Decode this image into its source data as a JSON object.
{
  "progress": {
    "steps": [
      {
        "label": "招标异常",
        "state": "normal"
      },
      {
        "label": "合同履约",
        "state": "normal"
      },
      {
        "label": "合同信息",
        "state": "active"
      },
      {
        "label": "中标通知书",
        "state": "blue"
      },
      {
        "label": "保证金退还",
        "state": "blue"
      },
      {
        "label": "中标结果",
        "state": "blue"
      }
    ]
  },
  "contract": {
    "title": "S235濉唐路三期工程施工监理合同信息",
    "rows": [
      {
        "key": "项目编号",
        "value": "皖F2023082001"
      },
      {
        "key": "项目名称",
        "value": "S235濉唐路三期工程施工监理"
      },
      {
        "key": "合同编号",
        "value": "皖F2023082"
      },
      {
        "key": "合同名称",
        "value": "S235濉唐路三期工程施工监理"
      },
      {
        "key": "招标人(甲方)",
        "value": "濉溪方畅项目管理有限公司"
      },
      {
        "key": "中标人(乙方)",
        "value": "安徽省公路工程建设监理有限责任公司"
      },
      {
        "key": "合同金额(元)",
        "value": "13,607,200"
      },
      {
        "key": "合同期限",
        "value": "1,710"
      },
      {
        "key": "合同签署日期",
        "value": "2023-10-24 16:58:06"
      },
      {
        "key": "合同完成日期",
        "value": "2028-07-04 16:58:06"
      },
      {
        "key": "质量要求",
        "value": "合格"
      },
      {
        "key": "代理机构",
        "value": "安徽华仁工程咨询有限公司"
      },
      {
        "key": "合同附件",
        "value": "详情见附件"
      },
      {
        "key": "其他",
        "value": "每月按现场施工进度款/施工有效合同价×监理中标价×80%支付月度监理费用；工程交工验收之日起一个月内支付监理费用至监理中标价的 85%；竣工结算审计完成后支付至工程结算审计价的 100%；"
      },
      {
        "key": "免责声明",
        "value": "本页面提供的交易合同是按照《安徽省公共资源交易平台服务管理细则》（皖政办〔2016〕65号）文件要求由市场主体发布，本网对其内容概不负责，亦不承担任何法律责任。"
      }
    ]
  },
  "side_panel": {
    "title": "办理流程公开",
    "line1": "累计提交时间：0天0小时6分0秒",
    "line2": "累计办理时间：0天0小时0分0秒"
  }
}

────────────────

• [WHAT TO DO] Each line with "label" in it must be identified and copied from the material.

• [TASK OUTPUT]
        "label": "招标异常",
        "label": "合同履约",
        "label": "合同信息",
        "label": "中标通知书",
        "label": "保证金退还",
        "label": "中标结果",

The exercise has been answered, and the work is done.